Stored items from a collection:
______________________________

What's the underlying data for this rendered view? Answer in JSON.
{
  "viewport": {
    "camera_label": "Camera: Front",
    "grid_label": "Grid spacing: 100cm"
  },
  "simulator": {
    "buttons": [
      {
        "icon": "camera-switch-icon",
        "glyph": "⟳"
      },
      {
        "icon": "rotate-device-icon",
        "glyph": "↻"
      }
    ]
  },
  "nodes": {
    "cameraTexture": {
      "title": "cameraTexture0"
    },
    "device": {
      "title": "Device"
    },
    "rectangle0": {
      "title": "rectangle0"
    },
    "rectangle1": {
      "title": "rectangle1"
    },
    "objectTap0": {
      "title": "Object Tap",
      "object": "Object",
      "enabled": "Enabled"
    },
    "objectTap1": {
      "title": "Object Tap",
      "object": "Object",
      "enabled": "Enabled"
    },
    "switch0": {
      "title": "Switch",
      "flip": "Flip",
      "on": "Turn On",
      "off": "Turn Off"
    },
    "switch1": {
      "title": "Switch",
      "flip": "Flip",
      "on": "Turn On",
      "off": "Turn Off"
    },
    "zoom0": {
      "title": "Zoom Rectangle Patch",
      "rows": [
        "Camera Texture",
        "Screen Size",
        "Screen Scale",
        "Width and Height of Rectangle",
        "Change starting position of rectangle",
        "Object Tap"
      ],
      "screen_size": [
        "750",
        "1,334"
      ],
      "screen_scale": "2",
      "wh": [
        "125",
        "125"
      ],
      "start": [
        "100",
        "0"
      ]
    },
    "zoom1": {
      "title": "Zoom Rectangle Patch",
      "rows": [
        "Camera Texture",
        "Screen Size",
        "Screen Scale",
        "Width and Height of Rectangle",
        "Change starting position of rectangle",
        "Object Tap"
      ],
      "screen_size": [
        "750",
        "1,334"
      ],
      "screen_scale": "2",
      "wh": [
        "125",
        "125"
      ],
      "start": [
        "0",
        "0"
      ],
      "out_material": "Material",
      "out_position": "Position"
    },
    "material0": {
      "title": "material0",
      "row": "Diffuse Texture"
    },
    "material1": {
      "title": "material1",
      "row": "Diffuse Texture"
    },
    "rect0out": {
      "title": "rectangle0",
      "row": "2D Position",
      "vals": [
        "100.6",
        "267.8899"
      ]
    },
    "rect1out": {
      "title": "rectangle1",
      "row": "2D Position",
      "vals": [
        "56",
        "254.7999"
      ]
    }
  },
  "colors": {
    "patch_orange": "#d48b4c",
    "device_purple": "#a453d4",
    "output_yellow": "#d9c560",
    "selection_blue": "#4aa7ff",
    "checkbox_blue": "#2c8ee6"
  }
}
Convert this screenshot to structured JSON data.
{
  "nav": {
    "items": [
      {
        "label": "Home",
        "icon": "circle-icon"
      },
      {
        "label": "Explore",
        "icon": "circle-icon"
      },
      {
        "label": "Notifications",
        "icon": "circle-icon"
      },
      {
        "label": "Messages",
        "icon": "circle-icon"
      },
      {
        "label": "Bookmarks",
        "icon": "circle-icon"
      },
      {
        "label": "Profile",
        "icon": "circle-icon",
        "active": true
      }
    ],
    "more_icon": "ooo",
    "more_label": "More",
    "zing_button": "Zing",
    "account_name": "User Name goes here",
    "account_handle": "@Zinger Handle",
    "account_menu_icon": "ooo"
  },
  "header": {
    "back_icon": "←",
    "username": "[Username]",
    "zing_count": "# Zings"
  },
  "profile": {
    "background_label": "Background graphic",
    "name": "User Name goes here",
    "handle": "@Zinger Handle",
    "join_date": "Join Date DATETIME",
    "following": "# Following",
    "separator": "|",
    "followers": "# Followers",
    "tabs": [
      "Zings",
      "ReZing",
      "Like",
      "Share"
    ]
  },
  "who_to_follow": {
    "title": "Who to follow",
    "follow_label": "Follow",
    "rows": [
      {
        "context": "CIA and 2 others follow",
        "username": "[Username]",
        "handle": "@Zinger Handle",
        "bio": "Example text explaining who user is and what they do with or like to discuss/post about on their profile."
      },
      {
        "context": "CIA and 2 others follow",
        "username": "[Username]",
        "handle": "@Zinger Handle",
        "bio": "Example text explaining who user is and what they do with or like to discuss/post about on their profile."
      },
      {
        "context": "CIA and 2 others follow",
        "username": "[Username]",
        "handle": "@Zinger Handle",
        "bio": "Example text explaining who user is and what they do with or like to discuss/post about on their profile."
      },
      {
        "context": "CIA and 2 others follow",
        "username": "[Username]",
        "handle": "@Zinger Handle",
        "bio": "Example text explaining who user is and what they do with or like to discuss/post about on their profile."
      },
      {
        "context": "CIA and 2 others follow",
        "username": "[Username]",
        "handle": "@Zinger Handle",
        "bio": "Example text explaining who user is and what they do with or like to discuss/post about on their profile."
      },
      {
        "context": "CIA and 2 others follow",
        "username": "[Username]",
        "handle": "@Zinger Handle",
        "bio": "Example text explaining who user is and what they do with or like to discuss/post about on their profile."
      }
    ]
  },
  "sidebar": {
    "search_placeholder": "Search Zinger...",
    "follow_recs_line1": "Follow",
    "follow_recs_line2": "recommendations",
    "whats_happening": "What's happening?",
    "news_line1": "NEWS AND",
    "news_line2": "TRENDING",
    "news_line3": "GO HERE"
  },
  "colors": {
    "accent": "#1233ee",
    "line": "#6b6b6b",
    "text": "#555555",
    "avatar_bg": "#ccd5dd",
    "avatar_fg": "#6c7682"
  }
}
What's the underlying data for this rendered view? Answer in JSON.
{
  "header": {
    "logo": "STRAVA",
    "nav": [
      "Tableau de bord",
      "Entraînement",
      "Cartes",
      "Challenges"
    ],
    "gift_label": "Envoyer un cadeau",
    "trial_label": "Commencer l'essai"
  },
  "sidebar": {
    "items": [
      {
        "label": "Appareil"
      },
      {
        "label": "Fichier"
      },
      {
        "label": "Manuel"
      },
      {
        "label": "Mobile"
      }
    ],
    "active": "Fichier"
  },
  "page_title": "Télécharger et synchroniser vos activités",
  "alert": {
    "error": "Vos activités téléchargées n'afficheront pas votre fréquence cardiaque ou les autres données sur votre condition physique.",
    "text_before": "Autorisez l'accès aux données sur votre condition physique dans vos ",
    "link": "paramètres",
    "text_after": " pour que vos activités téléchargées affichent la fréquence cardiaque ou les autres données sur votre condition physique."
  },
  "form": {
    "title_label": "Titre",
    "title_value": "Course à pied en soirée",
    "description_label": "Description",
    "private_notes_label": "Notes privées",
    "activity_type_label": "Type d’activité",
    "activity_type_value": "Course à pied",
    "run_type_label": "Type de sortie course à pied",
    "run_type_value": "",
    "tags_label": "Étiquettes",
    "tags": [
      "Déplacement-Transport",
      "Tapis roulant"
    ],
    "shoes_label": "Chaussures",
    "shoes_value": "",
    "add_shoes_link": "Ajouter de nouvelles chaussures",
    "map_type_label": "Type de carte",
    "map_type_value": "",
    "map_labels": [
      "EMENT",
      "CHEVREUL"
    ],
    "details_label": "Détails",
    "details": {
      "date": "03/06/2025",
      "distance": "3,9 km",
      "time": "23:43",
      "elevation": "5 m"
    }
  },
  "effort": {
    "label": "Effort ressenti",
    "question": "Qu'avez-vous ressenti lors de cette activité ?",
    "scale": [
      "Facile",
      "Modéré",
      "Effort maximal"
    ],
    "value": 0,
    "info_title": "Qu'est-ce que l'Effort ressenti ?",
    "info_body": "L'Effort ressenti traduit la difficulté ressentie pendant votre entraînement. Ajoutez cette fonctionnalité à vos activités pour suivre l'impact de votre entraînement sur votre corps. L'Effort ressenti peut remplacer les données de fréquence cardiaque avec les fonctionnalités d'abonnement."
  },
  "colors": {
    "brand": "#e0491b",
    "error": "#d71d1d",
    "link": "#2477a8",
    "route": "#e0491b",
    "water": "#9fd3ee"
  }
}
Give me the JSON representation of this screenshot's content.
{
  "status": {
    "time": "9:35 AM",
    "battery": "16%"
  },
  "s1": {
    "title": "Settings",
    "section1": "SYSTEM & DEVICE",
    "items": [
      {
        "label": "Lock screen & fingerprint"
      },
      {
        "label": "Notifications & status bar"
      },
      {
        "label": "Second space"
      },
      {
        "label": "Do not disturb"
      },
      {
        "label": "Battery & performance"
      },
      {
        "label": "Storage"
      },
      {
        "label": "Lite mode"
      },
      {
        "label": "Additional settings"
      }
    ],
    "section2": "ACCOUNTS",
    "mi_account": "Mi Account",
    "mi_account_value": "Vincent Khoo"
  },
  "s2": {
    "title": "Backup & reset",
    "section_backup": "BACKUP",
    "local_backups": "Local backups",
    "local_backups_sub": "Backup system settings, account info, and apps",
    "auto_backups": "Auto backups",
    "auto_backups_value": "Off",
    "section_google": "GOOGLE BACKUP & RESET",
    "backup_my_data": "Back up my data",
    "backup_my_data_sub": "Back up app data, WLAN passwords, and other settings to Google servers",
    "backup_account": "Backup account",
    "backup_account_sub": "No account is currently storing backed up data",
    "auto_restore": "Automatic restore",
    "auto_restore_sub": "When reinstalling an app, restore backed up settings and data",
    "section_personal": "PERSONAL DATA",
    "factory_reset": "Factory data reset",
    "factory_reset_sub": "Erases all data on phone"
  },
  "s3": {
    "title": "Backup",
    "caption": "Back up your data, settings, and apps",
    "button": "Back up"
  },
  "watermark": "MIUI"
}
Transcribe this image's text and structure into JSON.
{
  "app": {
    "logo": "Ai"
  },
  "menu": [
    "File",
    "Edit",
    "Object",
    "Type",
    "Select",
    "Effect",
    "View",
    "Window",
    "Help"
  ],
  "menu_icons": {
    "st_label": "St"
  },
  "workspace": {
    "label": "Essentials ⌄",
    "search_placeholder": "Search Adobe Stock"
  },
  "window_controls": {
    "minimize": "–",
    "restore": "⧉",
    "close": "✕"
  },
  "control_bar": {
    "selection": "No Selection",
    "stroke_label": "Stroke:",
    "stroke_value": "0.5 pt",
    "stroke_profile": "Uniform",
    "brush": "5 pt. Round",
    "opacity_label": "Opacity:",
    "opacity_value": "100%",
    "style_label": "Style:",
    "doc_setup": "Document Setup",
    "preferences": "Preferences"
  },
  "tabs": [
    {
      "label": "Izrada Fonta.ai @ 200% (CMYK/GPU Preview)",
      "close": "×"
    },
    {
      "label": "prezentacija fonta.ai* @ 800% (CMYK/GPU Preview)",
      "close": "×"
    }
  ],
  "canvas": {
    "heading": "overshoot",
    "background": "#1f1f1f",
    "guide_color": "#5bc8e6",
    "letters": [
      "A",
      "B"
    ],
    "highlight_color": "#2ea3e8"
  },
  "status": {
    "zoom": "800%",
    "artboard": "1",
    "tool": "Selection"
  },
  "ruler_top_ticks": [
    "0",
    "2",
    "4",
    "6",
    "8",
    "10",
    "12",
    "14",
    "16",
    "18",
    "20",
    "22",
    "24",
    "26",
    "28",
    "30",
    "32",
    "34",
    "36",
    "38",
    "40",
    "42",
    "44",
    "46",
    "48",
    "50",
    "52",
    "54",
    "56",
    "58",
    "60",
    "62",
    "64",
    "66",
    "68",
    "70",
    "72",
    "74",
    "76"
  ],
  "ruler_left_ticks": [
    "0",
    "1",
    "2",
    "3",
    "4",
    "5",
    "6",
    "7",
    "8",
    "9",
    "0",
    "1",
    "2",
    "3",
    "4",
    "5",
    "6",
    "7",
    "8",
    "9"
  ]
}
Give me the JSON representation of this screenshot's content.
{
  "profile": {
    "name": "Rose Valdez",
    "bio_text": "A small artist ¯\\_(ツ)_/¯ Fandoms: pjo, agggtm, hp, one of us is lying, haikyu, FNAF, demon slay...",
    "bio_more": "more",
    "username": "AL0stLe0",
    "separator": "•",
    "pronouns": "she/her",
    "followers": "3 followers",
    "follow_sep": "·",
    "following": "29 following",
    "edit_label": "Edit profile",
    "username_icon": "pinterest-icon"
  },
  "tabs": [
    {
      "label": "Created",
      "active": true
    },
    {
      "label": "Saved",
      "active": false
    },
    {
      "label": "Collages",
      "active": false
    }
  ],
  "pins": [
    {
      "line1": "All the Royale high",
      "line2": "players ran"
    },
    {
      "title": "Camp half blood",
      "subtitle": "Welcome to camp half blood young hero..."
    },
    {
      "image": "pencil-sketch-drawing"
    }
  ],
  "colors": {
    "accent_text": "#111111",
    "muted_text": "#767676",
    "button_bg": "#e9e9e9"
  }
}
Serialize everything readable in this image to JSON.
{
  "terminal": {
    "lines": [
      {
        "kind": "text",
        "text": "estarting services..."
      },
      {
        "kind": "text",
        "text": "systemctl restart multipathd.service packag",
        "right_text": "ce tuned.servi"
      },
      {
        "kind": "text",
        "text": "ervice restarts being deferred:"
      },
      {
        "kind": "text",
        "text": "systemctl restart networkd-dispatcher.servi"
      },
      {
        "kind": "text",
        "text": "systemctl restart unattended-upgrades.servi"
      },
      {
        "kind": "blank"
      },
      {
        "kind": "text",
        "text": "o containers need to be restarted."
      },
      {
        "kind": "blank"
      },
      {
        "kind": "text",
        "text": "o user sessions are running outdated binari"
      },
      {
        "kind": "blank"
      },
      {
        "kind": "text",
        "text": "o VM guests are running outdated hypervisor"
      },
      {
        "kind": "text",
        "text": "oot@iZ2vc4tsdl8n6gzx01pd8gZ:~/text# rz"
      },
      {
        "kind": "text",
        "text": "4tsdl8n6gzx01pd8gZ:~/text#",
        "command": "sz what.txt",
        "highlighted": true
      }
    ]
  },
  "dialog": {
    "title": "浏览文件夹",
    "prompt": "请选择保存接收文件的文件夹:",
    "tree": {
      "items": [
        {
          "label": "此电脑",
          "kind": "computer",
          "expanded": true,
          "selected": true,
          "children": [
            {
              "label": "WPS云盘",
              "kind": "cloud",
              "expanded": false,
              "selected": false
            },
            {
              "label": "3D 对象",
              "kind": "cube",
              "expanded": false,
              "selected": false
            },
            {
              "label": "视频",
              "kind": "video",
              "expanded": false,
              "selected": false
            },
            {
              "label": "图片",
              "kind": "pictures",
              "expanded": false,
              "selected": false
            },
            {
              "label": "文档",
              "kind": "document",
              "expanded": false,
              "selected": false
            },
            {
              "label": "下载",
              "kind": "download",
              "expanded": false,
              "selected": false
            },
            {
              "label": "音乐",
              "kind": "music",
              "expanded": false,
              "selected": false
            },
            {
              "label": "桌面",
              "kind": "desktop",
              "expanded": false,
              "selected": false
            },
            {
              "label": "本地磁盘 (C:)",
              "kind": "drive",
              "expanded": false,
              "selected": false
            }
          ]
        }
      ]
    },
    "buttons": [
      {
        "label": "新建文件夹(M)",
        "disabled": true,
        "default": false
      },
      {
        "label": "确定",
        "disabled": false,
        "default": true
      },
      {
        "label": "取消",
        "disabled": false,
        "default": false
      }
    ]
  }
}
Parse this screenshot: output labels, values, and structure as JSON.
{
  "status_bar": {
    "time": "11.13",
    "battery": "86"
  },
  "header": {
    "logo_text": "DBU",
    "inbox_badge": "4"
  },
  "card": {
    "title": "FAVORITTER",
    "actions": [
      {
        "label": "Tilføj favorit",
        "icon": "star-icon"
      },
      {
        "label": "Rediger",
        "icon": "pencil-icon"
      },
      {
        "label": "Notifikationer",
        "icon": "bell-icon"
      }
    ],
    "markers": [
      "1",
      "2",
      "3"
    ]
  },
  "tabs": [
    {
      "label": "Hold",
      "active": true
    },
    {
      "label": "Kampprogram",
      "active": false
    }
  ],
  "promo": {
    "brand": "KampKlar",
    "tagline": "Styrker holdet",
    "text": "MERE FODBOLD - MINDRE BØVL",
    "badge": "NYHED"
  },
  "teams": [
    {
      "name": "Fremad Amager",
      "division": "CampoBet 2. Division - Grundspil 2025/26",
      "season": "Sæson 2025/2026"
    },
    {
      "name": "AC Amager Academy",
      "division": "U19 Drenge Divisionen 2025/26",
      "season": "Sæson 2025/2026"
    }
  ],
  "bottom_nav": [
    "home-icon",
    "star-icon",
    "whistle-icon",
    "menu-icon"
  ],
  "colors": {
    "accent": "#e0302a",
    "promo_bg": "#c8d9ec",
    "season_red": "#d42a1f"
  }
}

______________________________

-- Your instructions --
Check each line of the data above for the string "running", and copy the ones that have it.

-- Problem solution --
        "text": "o user sessions are running outdated binari"
        "text": "o VM guests are running outdated hypervisor"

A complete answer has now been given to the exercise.